Lisa Gwilliam & Ray Sweeten (DataSpaceTime) made their debut as the collaborative duo in 2011 with the solo exhibit “the optimal value for y” at Microscope Gallery. The artists use current technologies that are further developed or redirected, through the use of original coding, as a means to consider the culture of informatics and the thresholds of image recognition and perception across various mediums. Gwilliam & Sweeten have continued to stress the importance of making their own code in order to overcome the constraints imposed by commercial softwares and to reduce as much as possible the distance between themselves and the mediums they utilize. Their work has been featured in institutional shows in the US and abroad including the solo exhibition “Cryptophasia” at the Brooklyn Academy of Music (BAM) and in the group shows “Processed: To Each Their Own Image”, Center Pompidou, Paris, France; “Day In Day Out” at GEH8 Kunstraum und Ateliers, Dresden, Germany “Altarations”, Schmidt Center Gallery, Florida Atlantic University, Boca Raton, Florida, and “Dialogics”, Rowan University Art Gallery, New Jersey among others. Their 6-channel video “Breakout” was commissioned by The Parrish Museum for New York City Center, where it was on view for a year. Gwilliam & Sweeten live and work in Brooklyn, New York.
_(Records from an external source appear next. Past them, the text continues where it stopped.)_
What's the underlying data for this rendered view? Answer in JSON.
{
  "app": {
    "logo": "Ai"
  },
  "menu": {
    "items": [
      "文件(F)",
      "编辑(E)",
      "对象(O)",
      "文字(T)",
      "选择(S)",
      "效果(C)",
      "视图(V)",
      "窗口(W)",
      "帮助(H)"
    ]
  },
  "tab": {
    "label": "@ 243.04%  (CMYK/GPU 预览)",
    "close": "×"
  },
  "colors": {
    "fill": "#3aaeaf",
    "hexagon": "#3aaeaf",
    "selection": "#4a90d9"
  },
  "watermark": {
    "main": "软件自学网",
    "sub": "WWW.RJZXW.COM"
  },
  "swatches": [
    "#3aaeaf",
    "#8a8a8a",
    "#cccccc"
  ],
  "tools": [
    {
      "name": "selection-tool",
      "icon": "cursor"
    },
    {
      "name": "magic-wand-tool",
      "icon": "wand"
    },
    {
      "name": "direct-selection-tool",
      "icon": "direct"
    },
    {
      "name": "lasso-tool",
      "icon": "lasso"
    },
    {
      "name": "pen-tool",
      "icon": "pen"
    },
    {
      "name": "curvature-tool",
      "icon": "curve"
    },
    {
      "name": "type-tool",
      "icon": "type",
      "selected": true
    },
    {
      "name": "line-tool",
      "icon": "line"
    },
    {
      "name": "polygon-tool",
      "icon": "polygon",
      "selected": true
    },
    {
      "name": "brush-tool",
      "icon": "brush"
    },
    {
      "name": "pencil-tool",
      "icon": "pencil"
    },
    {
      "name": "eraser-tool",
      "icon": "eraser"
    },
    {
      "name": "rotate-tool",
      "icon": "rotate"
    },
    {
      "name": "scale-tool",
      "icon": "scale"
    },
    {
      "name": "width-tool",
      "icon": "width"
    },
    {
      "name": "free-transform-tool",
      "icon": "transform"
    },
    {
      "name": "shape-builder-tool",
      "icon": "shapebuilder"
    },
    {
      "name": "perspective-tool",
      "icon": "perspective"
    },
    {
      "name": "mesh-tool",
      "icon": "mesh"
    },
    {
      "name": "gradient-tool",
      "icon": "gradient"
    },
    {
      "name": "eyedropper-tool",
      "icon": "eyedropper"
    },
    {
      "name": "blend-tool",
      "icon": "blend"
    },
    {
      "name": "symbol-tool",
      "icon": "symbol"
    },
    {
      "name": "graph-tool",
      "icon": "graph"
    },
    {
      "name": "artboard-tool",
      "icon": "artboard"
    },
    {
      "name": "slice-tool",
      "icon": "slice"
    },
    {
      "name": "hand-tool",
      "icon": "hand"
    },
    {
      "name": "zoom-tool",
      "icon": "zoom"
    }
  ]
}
In 2011, Gwilliam & Sweeten began exploring the use of the QR code – the modern incarnation of the bar code – and the data it contains. Taking society’s obsession with obtaining information on demand through iPads, Wi-Fi, and smartphones to the next level, the artists have turned everyday objects – in this case portraits, landscapes, and wallpaper prints – into interactive data retrieval centers and tracking devices. These print works present the tension between iconic or other recognizable images and the information related to that image. The images are made completely from QR codes, each containing the results of an internet search of publicly accessible data bases which is then retrievable by handheld devices via a custom-built scanning application. This application allows the artists to capture the scanning activities associated with each artwork. Analytic variables include which aspects of the piece draw the most engagement, where and when the work is scanned, and by which discreet device. In many early works, QR codes connect to hundreds of videos obtained through a YouTube video search. Additional pieces deconstruct language, linking to search results from Google’s NGRAM Book Project (accessed through a collaboration with the Director of the Cultural Observatory at Harvard and Visiting Faculty at Google) or sound, linking to sound files of processed music.
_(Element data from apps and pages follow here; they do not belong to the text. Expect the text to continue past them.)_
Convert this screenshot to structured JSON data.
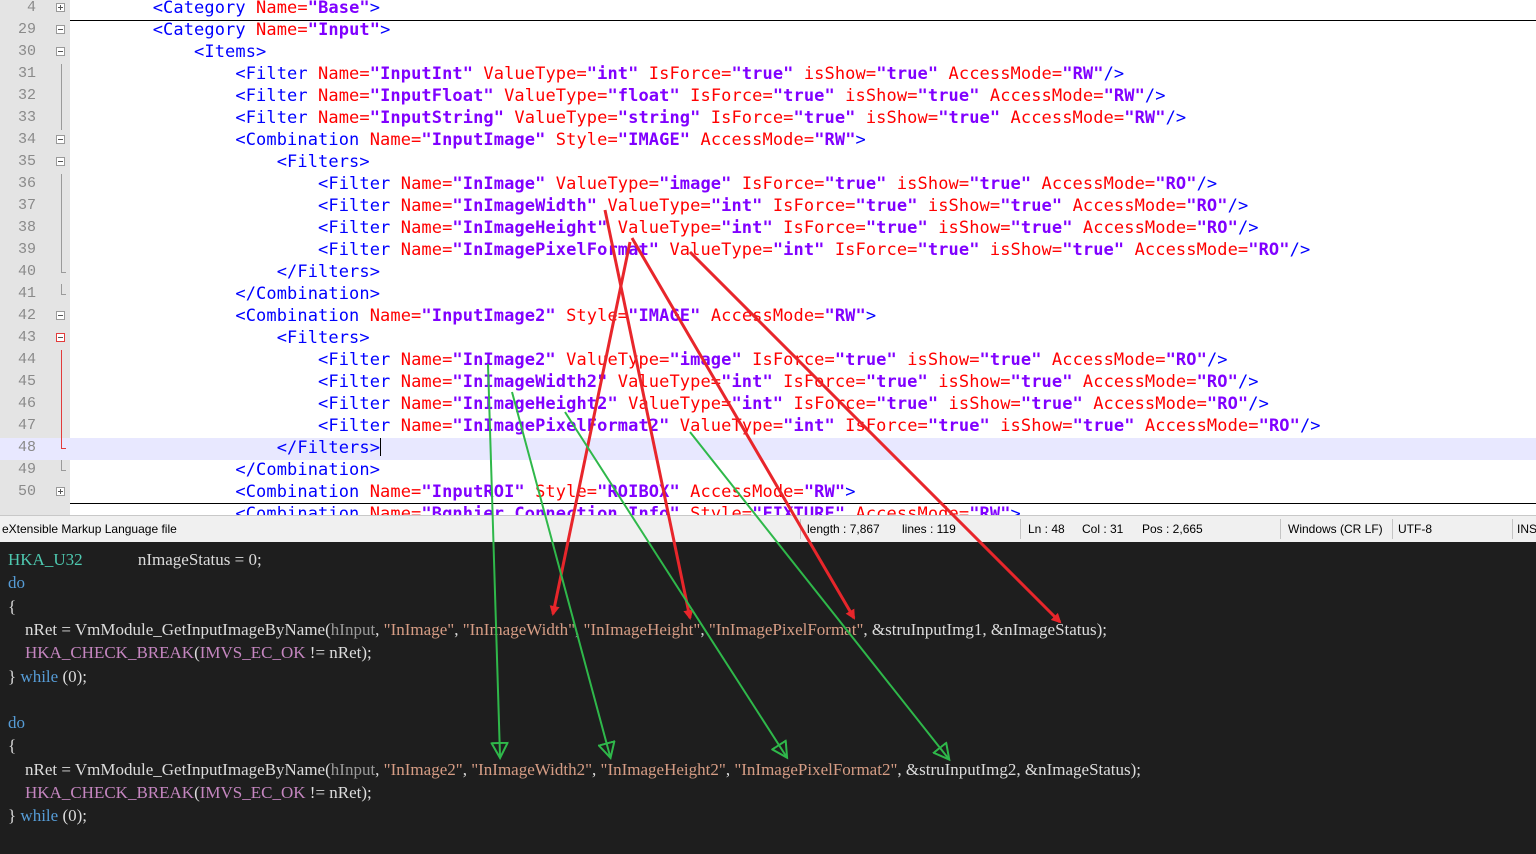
{
  "xml_lines": [
    {
      "num": "4",
      "fold": "plus",
      "segs": [
        [
          "p",
          "        "
        ],
        [
          "t",
          "<Category "
        ],
        [
          "a",
          "Name="
        ],
        [
          "v",
          "\"Base\""
        ],
        [
          "t",
          ">"
        ]
      ]
    },
    {
      "num": "29",
      "fold": "minus",
      "segs": [
        [
          "p",
          "        "
        ],
        [
          "t",
          "<Category "
        ],
        [
          "a",
          "Name="
        ],
        [
          "v",
          "\"Input\""
        ],
        [
          "t",
          ">"
        ]
      ]
    },
    {
      "num": "30",
      "fold": "minus",
      "segs": [
        [
          "p",
          "            "
        ],
        [
          "t",
          "<Items>"
        ]
      ]
    },
    {
      "num": "31",
      "fold": "line",
      "segs": [
        [
          "p",
          "                "
        ],
        [
          "t",
          "<Filter "
        ],
        [
          "a",
          "Name="
        ],
        [
          "v",
          "\"InputInt\""
        ],
        [
          "a",
          " ValueType="
        ],
        [
          "v",
          "\"int\""
        ],
        [
          "a",
          " IsForce="
        ],
        [
          "v",
          "\"true\""
        ],
        [
          "a",
          " isShow="
        ],
        [
          "v",
          "\"true\""
        ],
        [
          "a",
          " AccessMode="
        ],
        [
          "v",
          "\"RW\""
        ],
        [
          "t",
          "/>"
        ]
      ]
    },
    {
      "num": "32",
      "fold": "line",
      "segs": [
        [
          "p",
          "                "
        ],
        [
          "t",
          "<Filter "
        ],
        [
          "a",
          "Name="
        ],
        [
          "v",
          "\"InputFloat\""
        ],
        [
          "a",
          " ValueType="
        ],
        [
          "v",
          "\"float\""
        ],
        [
          "a",
          " IsForce="
        ],
        [
          "v",
          "\"true\""
        ],
        [
          "a",
          " isShow="
        ],
        [
          "v",
          "\"true\""
        ],
        [
          "a",
          " AccessMode="
        ],
        [
          "v",
          "\"RW\""
        ],
        [
          "t",
          "/>"
        ]
      ]
    },
    {
      "num": "33",
      "fold": "line",
      "segs": [
        [
          "p",
          "                "
        ],
        [
          "t",
          "<Filter "
        ],
        [
          "a",
          "Name="
        ],
        [
          "v",
          "\"InputString\""
        ],
        [
          "a",
          " ValueType="
        ],
        [
          "v",
          "\"string\""
        ],
        [
          "a",
          " IsForce="
        ],
        [
          "v",
          "\"true\""
        ],
        [
          "a",
          " isShow="
        ],
        [
          "v",
          "\"true\""
        ],
        [
          "a",
          " AccessMode="
        ],
        [
          "v",
          "\"RW\""
        ],
        [
          "t",
          "/>"
        ]
      ]
    },
    {
      "num": "34",
      "fold": "minus",
      "segs": [
        [
          "p",
          "                "
        ],
        [
          "t",
          "<Combination "
        ],
        [
          "a",
          "Name="
        ],
        [
          "v",
          "\"InputImage\""
        ],
        [
          "a",
          " Style="
        ],
        [
          "v",
          "\"IMAGE\""
        ],
        [
          "a",
          " AccessMode="
        ],
        [
          "v",
          "\"RW\""
        ],
        [
          "t",
          ">"
        ]
      ]
    },
    {
      "num": "35",
      "fold": "minus",
      "segs": [
        [
          "p",
          "                    "
        ],
        [
          "t",
          "<Filters>"
        ]
      ]
    },
    {
      "num": "36",
      "fold": "line",
      "segs": [
        [
          "p",
          "                        "
        ],
        [
          "t",
          "<Filter "
        ],
        [
          "a",
          "Name="
        ],
        [
          "v",
          "\"InImage\""
        ],
        [
          "a",
          " ValueType="
        ],
        [
          "v",
          "\"image\""
        ],
        [
          "a",
          " IsForce="
        ],
        [
          "v",
          "\"true\""
        ],
        [
          "a",
          " isShow="
        ],
        [
          "v",
          "\"true\""
        ],
        [
          "a",
          " AccessMode="
        ],
        [
          "v",
          "\"RO\""
        ],
        [
          "t",
          "/>"
        ]
      ]
    },
    {
      "num": "37",
      "fold": "line",
      "segs": [
        [
          "p",
          "                        "
        ],
        [
          "t",
          "<Filter "
        ],
        [
          "a",
          "Name="
        ],
        [
          "v",
          "\"InImageWidth\""
        ],
        [
          "a",
          " ValueType="
        ],
        [
          "v",
          "\"int\""
        ],
        [
          "a",
          " IsForce="
        ],
        [
          "v",
          "\"true\""
        ],
        [
          "a",
          " isShow="
        ],
        [
          "v",
          "\"true\""
        ],
        [
          "a",
          " AccessMode="
        ],
        [
          "v",
          "\"RO\""
        ],
        [
          "t",
          "/>"
        ]
      ]
    },
    {
      "num": "38",
      "fold": "line",
      "segs": [
        [
          "p",
          "                        "
        ],
        [
          "t",
          "<Filter "
        ],
        [
          "a",
          "Name="
        ],
        [
          "v",
          "\"InImageHeight\""
        ],
        [
          "a",
          " ValueType="
        ],
        [
          "v",
          "\"int\""
        ],
        [
          "a",
          " IsForce="
        ],
        [
          "v",
          "\"true\""
        ],
        [
          "a",
          " isShow="
        ],
        [
          "v",
          "\"true\""
        ],
        [
          "a",
          " AccessMode="
        ],
        [
          "v",
          "\"RO\""
        ],
        [
          "t",
          "/>"
        ]
      ]
    },
    {
      "num": "39",
      "fold": "line",
      "segs": [
        [
          "p",
          "                        "
        ],
        [
          "t",
          "<Filter "
        ],
        [
          "a",
          "Name="
        ],
        [
          "v",
          "\"InImagePixelFormat\""
        ],
        [
          "a",
          " ValueType="
        ],
        [
          "v",
          "\"int\""
        ],
        [
          "a",
          " IsForce="
        ],
        [
          "v",
          "\"true\""
        ],
        [
          "a",
          " isShow="
        ],
        [
          "v",
          "\"true\""
        ],
        [
          "a",
          " AccessMode="
        ],
        [
          "v",
          "\"RO\""
        ],
        [
          "t",
          "/>"
        ]
      ]
    },
    {
      "num": "40",
      "fold": "end",
      "segs": [
        [
          "p",
          "                    "
        ],
        [
          "t",
          "</Filters>"
        ]
      ]
    },
    {
      "num": "41",
      "fold": "end",
      "segs": [
        [
          "p",
          "                "
        ],
        [
          "t",
          "</Combination>"
        ]
      ]
    },
    {
      "num": "42",
      "fold": "minus",
      "segs": [
        [
          "p",
          "                "
        ],
        [
          "t",
          "<Combination "
        ],
        [
          "a",
          "Name="
        ],
        [
          "v",
          "\"InputImage2\""
        ],
        [
          "a",
          " Style="
        ],
        [
          "v",
          "\"IMAGE\""
        ],
        [
          "a",
          " AccessMode="
        ],
        [
          "v",
          "\"RW\""
        ],
        [
          "t",
          ">"
        ]
      ]
    },
    {
      "num": "43",
      "fold": "minus-red",
      "segs": [
        [
          "p",
          "                    "
        ],
        [
          "t",
          "<Filters>"
        ]
      ]
    },
    {
      "num": "44",
      "fold": "line-red",
      "segs": [
        [
          "p",
          "                        "
        ],
        [
          "t",
          "<Filter "
        ],
        [
          "a",
          "Name="
        ],
        [
          "v",
          "\"InImage2\""
        ],
        [
          "a",
          " ValueType="
        ],
        [
          "v",
          "\"image\""
        ],
        [
          "a",
          " IsForce="
        ],
        [
          "v",
          "\"true\""
        ],
        [
          "a",
          " isShow="
        ],
        [
          "v",
          "\"true\""
        ],
        [
          "a",
          " AccessMode="
        ],
        [
          "v",
          "\"RO\""
        ],
        [
          "t",
          "/>"
        ]
      ]
    },
    {
      "num": "45",
      "fold": "line-red",
      "segs": [
        [
          "p",
          "                        "
        ],
        [
          "t",
          "<Filter "
        ],
        [
          "a",
          "Name="
        ],
        [
          "v",
          "\"InImageWidth2\""
        ],
        [
          "a",
          " ValueType="
        ],
        [
          "v",
          "\"int\""
        ],
        [
          "a",
          " IsForce="
        ],
        [
          "v",
          "\"true\""
        ],
        [
          "a",
          " isShow="
        ],
        [
          "v",
          "\"true\""
        ],
        [
          "a",
          " AccessMode="
        ],
        [
          "v",
          "\"RO\""
        ],
        [
          "t",
          "/>"
        ]
      ]
    },
    {
      "num": "46",
      "fold": "line-red",
      "segs": [
        [
          "p",
          "                        "
        ],
        [
          "t",
          "<Filter "
        ],
        [
          "a",
          "Name="
        ],
        [
          "v",
          "\"InImageHeight2\""
        ],
        [
          "a",
          " ValueType="
        ],
        [
          "v",
          "\"int\""
        ],
        [
          "a",
          " IsForce="
        ],
        [
          "v",
          "\"true\""
        ],
        [
          "a",
          " isShow="
        ],
        [
          "v",
          "\"true\""
        ],
        [
          "a",
          " AccessMode="
        ],
        [
          "v",
          "\"RO\""
        ],
        [
          "t",
          "/>"
        ]
      ]
    },
    {
      "num": "47",
      "fold": "line-red",
      "segs": [
        [
          "p",
          "                        "
        ],
        [
          "t",
          "<Filter "
        ],
        [
          "a",
          "Name="
        ],
        [
          "v",
          "\"InImagePixelFormat2\""
        ],
        [
          "a",
          " ValueType="
        ],
        [
          "v",
          "\"int\""
        ],
        [
          "a",
          " IsForce="
        ],
        [
          "v",
          "\"true\""
        ],
        [
          "a",
          " isShow="
        ],
        [
          "v",
          "\"true\""
        ],
        [
          "a",
          " AccessMode="
        ],
        [
          "v",
          "\"RO\""
        ],
        [
          "t",
          "/>"
        ]
      ]
    },
    {
      "num": "48",
      "fold": "end-red",
      "current": true,
      "segs": [
        [
          "p",
          "                    "
        ],
        [
          "t",
          "</Filters>"
        ]
      ]
    },
    {
      "num": "49",
      "fold": "end",
      "segs": [
        [
          "p",
          "                "
        ],
        [
          "t",
          "</Combination>"
        ]
      ]
    },
    {
      "num": "50",
      "fold": "plus",
      "segs": [
        [
          "p",
          "                "
        ],
        [
          "t",
          "<Combination "
        ],
        [
          "a",
          "Name="
        ],
        [
          "v",
          "\"InputROI\""
        ],
        [
          "a",
          " Style="
        ],
        [
          "v",
          "\"ROIBOX\""
        ],
        [
          "a",
          " AccessMode="
        ],
        [
          "v",
          "\"RW\""
        ],
        [
          "t",
          ">"
        ]
      ]
    },
    {
      "num": "",
      "fold": "none",
      "segs": [
        [
          "p",
          "                "
        ],
        [
          "t",
          "<Combination "
        ],
        [
          "a",
          "Name="
        ],
        [
          "v",
          "\"Bgnhier Connection Info\""
        ],
        [
          "a",
          " Style="
        ],
        [
          "v",
          "\"FIXTURE\""
        ],
        [
          "a",
          " AccessMode="
        ],
        [
          "v",
          "\"RW\""
        ],
        [
          "t",
          ">"
        ]
      ]
    }
  ],
  "status": {
    "file_type": "eXtensible Markup Language file",
    "length": "length : 7,867",
    "lines": "lines : 119",
    "ln": "Ln : 48",
    "col": "Col : 31",
    "pos": "Pos : 2,665",
    "eol": "Windows (CR LF)",
    "encoding": "UTF-8",
    "mode": "INS"
  },
  "code_lines": [
    {
      "segs": [
        [
          "cty",
          "HKA_U32"
        ],
        [
          "cpl",
          "             nImageStatus = 0;"
        ]
      ]
    },
    {
      "segs": [
        [
          "ckw",
          "do"
        ]
      ]
    },
    {
      "segs": [
        [
          "cpl",
          "{"
        ]
      ]
    },
    {
      "segs": [
        [
          "cpl",
          "    nRet = VmModule_GetInputImageByName("
        ],
        [
          "cparam",
          "hInput"
        ],
        [
          "cpl",
          ", "
        ],
        [
          "cstr",
          "\"InImage\""
        ],
        [
          "cpl",
          ", "
        ],
        [
          "cstr",
          "\"InImageWidth\""
        ],
        [
          "cpl",
          ", "
        ],
        [
          "cstr",
          "\"InImageHeight\""
        ],
        [
          "cpl",
          ", "
        ],
        [
          "cstr",
          "\"InImagePixelFormat\""
        ],
        [
          "cpl",
          ", &struInputImg1, &nImageStatus);"
        ]
      ]
    },
    {
      "segs": [
        [
          "cpl",
          "    "
        ],
        [
          "cmac",
          "HKA_CHECK_BREAK"
        ],
        [
          "cpl",
          "("
        ],
        [
          "cmac",
          "IMVS_EC_OK"
        ],
        [
          "cpl",
          " != nRet);"
        ]
      ]
    },
    {
      "segs": [
        [
          "cpl",
          "} "
        ],
        [
          "ckw",
          "while"
        ],
        [
          "cpl",
          " (0);"
        ]
      ]
    },
    {
      "segs": [
        [
          "cpl",
          " "
        ]
      ]
    },
    {
      "segs": [
        [
          "ckw",
          "do"
        ]
      ]
    },
    {
      "segs": [
        [
          "cpl",
          "{"
        ]
      ]
    },
    {
      "segs": [
        [
          "cpl",
          "    nRet = VmModule_GetInputImageByName("
        ],
        [
          "cparam",
          "hInput"
        ],
        [
          "cpl",
          ", "
        ],
        [
          "cstr",
          "\"InImage2\""
        ],
        [
          "cpl",
          ", "
        ],
        [
          "cstr",
          "\"InImageWidth2\""
        ],
        [
          "cpl",
          ", "
        ],
        [
          "cstr",
          "\"InImageHeight2\""
        ],
        [
          "cpl",
          ", "
        ],
        [
          "cstr",
          "\"InImagePixelFormat2\""
        ],
        [
          "cpl",
          ", &struInputImg2, &nImageStatus);"
        ]
      ]
    },
    {
      "segs": [
        [
          "cpl",
          "    "
        ],
        [
          "cmac",
          "HKA_CHECK_BREAK"
        ],
        [
          "cpl",
          "("
        ],
        [
          "cmac",
          "IMVS_EC_OK"
        ],
        [
          "cpl",
          " != nRet);"
        ]
      ]
    },
    {
      "segs": [
        [
          "cpl",
          "} "
        ],
        [
          "ckw",
          "while"
        ],
        [
          "cpl",
          " (0);"
        ]
      ]
    }
  ],
  "annotation_colors": {
    "red_arrow": "#e8262b",
    "green_arrow": "#2fb84a"
  }
}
Beginning in 2013, Gwilliam & Sweeten continued to combine custom built applications with ubiquitous digital formats through their browser-based installation works which disrupt the aesthetics and processes of video using animated GIFs. These single and double channel installations utilize original video footage that has been deconstructed into as many thousands of animated GIFs. These are then reassembled across a grid of phasing pivot points to create moving image works that play within localized browser windows in real time, not through video playback devices. Over time, this technology has been expanded to include narrative experiences, multi-tiered durational compositions, and elements of performance. Concurrently, the artists have utilized these same technologies to create 2D chromogenic prints. These prints capture an unrepeatable combination of hundreds of moments of a period of time deconstructed and offset within a single image.
In 2017, Gwilliam & Sweeten began experimenting with 3D environments created with WebGL. Vector graphics – which originate as lines and simple geometric shapes - are transformed into evolving kinetic compositions using a custom-built application that instantly and infinitely renders the artists’ 3D imagery into new configurations. Collectively, these works point to the deficiencies and reinventions of the virtual in its re-staging of the physical world, especially with regards to the element of light as engineered by programmers for simulated reality. The original still and video material incorporated into these works — with its noise, pixelation, and other defects typical of a hi-def recording of reality — is re-contextualized in a seemingly flawless vectorial world, with viewpoints shifting throughout the space in randomized and endless trajectories.
Continuing their interest in the digital pixel/line as the base elements for the construction of an image, the artists have produced Inkjet prints generated with an iteration of the algorithms developed in the earlier QR works. The algorithm analyzes an image and transforms its colored pixels into abstract compositions that the eye perceives as lines, curves, ellipses, and other shapes with characteristics impossible to draw by hand. The original photograph is erased to varying extents in the process, leaving instead layered and densely textured images that combine elements of the real and the electronic. Like the 3D WebGL environments, these works are also concerned with the interplay between the reality captured by the camera and the digital and virtual translation of light, reflection, and dimensionality among other properties.